Keep the blood flowing to your feet. Do not cross your legs for long periods of time.


Trim your toenails each week or when needed. Trim straight across, and file the edges with an emery board or nail file.


Protect your feet from hot and cold. Keep your feet away from heaters and open fires. Wear shoes at all times - even on the beach.


Be active every day.
Choose activities that are easy on your feet like walking, yoga, swimming or bike riding.


Check in with your primary care physician.
They can recommend diabetic educators, dietitians, eye doctors, endocrinologists and podiatrists for you.


I cannot say enough about Priority Footwear. These shoes have saved me from multiple surgeries that I was looking at in my near future. Everything absolutely kills my feet for days after I wear them unless I’m in my properly fitted therapeutic shoes with the custom inserts provided to me.
— Barbara Easter, Client

Additional resources 

Anatomy of Specialized Footwear

Types of Foot Ailments

Patient Bill of Rights

Medicare's Therapeutic Shoe Bill

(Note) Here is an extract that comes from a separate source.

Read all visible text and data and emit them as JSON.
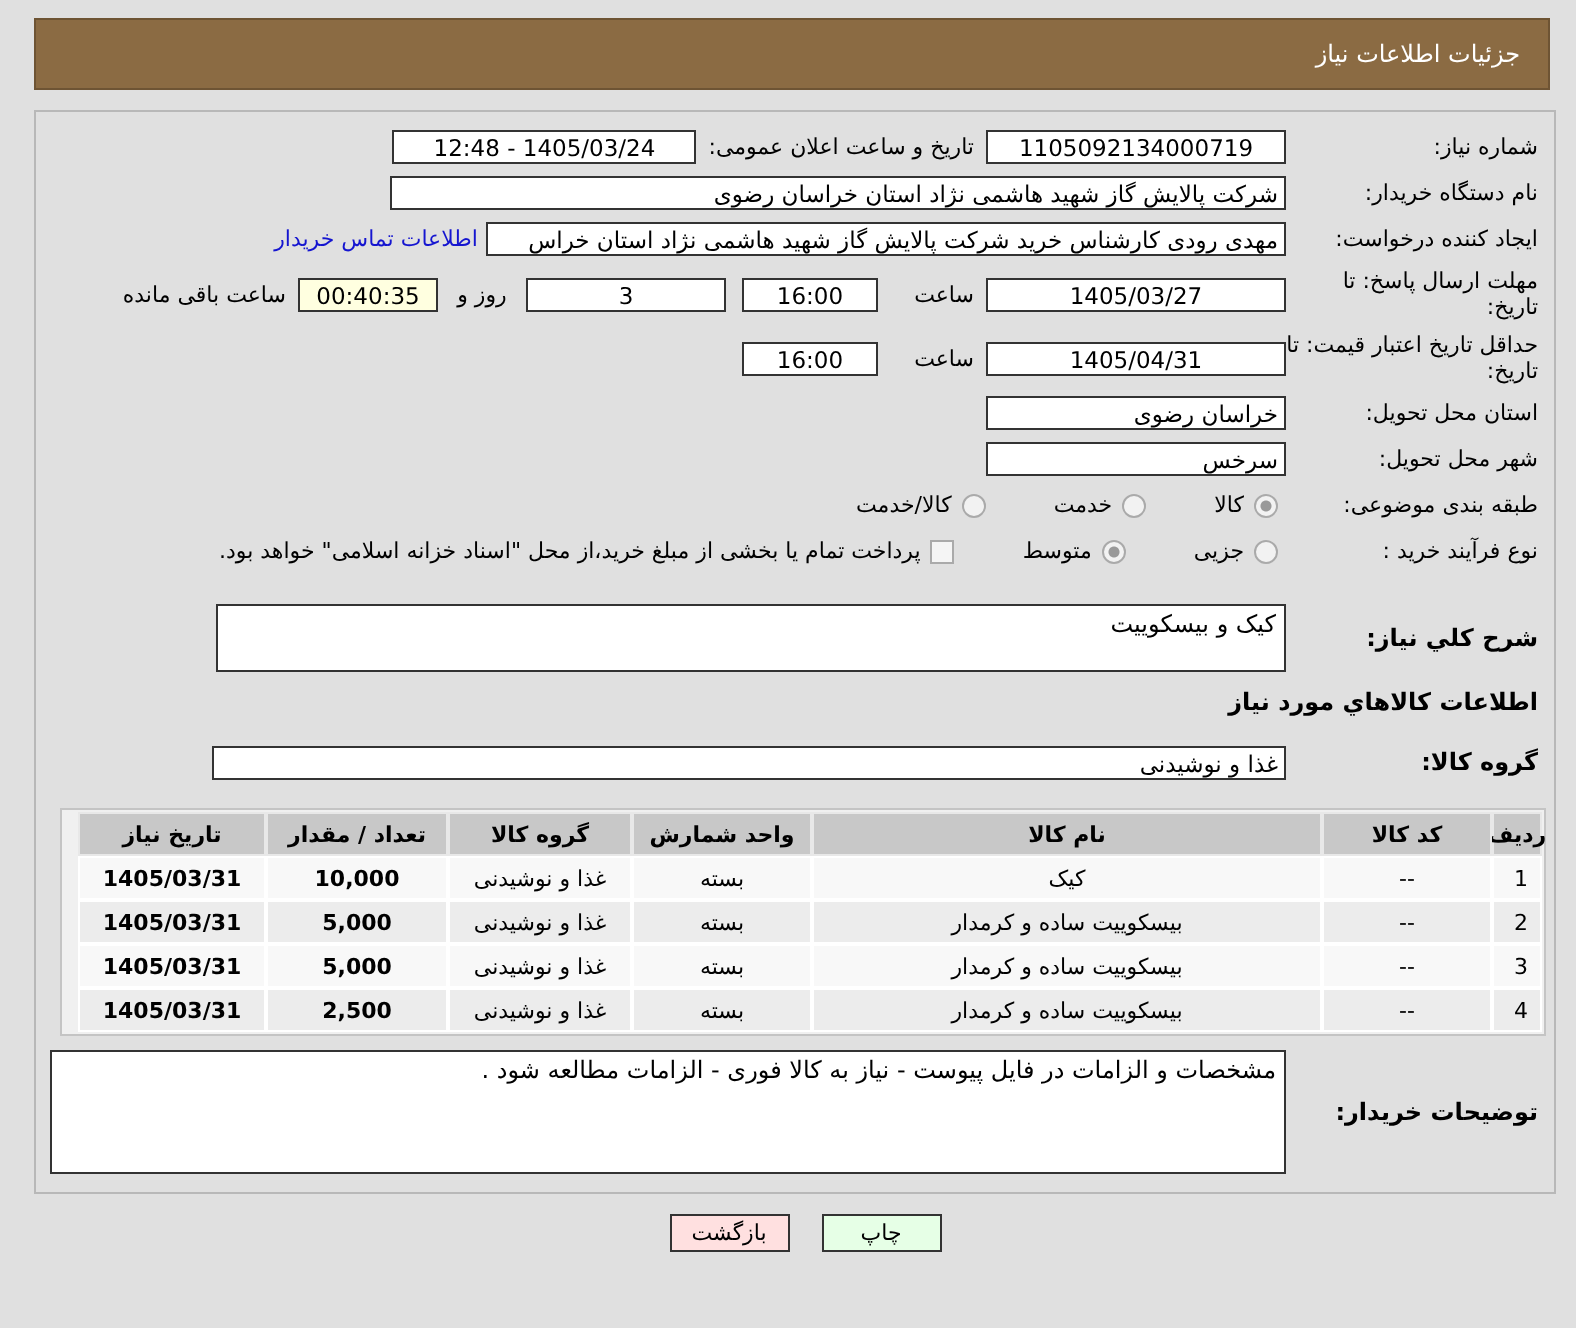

For more information on diabetes and eye health, visit What is Diabetic Retinopathy? or Oregon Eye Specialists

Contact us to learn more.